By Cheryl Norrad

Bethany Thorne-Dykstra, left, attends a news conference with Natural Resources Minister Bruce Northrup yesterday where she stated her group, The Citizens for Responsible Resource Development, has changed its position on shale gas fracking in New Brunswick. (Photo: Government of New Brunswick)

Media around the province are reporting today that a leader of an anti-shale gas fracking community group has changed position and is no longer calling for a moratorium on the industry in New Brunswick.

Bethany Thorne-Dykstra, head of Citizens for Responsible Resource Development, shocked anti-fracking groups around the province yesterday in a press conference with Natural Resources Minister Bruce Northrup, by coming out in support of government regulations recently put in place to tighten up oversight on the industry.

"We are willing to meet the government half-way by dropping our request for a moratorium," said Thorne-Dykstra.

In dropping the call for a moratorium, Thorne-Dykstra's group now expects to be part of the steering committee overseeing the development of the shale gas industry in New Brunswick.

Although Thorne-Dykstra claims the group has 650 members,  it's Facebook page shows only nine members so far.

Followers of the anti-shale gas Facebook site, Ban Hydraulic Fracturing In New Brunswick, Canada, registered their dismay with Thorne-Dykstra.They were baffled as to why Thorne-Dykstra did an about face on the issue. Sal Cunliffe asked on the same site, "why, why, why Bethany?"

A member of Hampton Water First, Carl Wolpin, said Thorne-Dykstra doesn't represent other anti-shale gas community groups around the province, and he wasn't aware of her group until yesterday. Wolpin questions Thorne-Dykstra's support from members of Citizens for Responsible Resource Development, wondering if she spoke to them or just made the decision unilaterally.

In a conferene call Wednesday evening, Wolpin and the other groups resolved to continue to ask the government for a moratorium on the industry in the province.

- with files from cbc.ca/nb
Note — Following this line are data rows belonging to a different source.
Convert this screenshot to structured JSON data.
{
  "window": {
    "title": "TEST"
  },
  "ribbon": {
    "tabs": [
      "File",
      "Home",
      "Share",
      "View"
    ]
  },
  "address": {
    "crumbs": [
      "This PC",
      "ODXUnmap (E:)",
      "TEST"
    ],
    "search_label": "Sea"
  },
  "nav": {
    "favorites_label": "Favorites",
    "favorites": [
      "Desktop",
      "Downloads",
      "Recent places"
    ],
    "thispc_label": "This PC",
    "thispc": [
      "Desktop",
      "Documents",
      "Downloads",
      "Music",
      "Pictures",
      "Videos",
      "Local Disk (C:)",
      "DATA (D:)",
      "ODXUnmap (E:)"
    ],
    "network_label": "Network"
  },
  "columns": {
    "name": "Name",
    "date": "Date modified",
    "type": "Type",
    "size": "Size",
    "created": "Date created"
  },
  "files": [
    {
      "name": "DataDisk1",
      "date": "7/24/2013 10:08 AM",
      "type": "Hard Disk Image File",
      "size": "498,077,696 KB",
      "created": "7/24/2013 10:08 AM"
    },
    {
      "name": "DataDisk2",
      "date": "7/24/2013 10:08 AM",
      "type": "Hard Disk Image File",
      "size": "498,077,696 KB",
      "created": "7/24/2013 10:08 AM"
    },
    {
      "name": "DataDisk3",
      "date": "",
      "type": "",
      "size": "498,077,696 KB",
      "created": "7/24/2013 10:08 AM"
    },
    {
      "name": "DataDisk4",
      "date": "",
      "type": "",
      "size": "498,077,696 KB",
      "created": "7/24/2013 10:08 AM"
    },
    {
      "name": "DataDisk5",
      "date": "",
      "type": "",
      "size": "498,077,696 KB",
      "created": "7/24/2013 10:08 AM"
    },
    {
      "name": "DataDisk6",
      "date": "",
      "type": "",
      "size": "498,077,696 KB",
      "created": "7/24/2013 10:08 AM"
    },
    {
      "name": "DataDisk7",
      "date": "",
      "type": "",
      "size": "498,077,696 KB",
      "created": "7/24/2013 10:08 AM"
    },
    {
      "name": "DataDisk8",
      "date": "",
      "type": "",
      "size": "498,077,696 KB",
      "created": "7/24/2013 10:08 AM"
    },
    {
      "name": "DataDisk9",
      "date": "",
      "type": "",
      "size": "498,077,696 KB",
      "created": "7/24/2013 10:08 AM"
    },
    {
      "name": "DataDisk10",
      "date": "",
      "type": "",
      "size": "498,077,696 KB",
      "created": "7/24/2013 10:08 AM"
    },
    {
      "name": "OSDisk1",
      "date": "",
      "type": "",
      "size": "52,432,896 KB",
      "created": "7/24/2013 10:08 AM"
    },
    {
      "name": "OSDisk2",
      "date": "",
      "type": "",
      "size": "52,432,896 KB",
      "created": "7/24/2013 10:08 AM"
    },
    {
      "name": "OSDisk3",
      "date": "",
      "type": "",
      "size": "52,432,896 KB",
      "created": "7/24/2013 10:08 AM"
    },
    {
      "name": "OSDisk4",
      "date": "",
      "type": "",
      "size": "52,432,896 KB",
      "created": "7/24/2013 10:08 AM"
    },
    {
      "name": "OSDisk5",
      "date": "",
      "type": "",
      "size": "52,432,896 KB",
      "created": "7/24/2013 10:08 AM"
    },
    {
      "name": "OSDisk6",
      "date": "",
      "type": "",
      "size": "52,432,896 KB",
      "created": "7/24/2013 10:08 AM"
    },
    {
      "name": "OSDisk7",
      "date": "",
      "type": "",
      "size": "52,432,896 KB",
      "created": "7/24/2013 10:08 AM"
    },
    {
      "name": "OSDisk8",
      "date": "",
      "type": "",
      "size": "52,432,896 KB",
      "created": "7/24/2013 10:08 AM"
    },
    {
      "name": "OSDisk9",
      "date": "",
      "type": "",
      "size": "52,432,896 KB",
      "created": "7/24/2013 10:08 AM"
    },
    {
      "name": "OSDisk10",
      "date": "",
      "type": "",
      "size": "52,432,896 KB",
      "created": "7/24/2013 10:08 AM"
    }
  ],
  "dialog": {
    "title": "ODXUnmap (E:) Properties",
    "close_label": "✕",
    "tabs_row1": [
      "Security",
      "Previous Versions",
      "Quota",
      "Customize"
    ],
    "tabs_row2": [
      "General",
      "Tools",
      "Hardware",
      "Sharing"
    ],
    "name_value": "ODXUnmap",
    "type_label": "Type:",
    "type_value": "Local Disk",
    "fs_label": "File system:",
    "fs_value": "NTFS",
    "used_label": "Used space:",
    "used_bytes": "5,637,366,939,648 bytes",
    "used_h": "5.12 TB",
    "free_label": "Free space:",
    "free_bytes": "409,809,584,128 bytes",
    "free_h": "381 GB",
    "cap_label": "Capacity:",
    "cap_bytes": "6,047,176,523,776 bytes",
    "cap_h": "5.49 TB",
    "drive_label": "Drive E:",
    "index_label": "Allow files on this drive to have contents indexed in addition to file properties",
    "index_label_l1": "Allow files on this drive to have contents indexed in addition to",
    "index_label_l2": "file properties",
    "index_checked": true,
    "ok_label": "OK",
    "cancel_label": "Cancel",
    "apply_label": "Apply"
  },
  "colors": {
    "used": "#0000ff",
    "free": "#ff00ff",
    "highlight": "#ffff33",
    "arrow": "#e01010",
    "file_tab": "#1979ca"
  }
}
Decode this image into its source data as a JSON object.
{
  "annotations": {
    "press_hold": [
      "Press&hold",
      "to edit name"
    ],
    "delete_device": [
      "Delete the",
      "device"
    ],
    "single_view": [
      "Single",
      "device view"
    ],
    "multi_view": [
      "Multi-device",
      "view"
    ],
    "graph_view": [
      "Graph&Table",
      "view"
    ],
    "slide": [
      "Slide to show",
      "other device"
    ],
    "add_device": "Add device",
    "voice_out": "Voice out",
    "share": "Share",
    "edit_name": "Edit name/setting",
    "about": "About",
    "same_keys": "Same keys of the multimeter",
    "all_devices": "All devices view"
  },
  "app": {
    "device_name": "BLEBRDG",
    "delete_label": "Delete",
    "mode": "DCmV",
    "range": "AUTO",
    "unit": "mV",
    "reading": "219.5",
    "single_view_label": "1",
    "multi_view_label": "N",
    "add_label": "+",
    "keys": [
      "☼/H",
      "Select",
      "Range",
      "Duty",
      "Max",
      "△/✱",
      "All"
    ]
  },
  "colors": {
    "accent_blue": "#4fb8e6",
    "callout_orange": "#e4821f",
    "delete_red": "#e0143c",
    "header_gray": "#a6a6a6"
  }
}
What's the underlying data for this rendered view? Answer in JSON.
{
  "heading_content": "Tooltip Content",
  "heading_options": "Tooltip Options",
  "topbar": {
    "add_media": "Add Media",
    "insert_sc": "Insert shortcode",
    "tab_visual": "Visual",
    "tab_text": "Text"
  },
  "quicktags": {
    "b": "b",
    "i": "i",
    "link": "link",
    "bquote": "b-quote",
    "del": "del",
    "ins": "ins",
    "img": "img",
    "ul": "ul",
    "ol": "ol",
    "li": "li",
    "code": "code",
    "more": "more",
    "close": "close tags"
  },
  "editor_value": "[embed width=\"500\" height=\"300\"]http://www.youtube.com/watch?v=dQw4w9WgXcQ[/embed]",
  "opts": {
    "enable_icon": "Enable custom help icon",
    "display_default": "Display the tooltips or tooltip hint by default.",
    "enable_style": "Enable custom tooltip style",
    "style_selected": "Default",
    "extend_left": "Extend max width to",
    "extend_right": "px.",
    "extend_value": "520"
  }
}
Post script:  Several members of Thorne-Dykstra's group, Citizens for Responsible Resource Development, are formally disengaging their membership through notification of her and Natural Resources Minister Bruce Northrup. The former members hope by doing so, Thorne-Dykstra will lose her credibility and be removed from DNR's steering committee on the shale gas industry.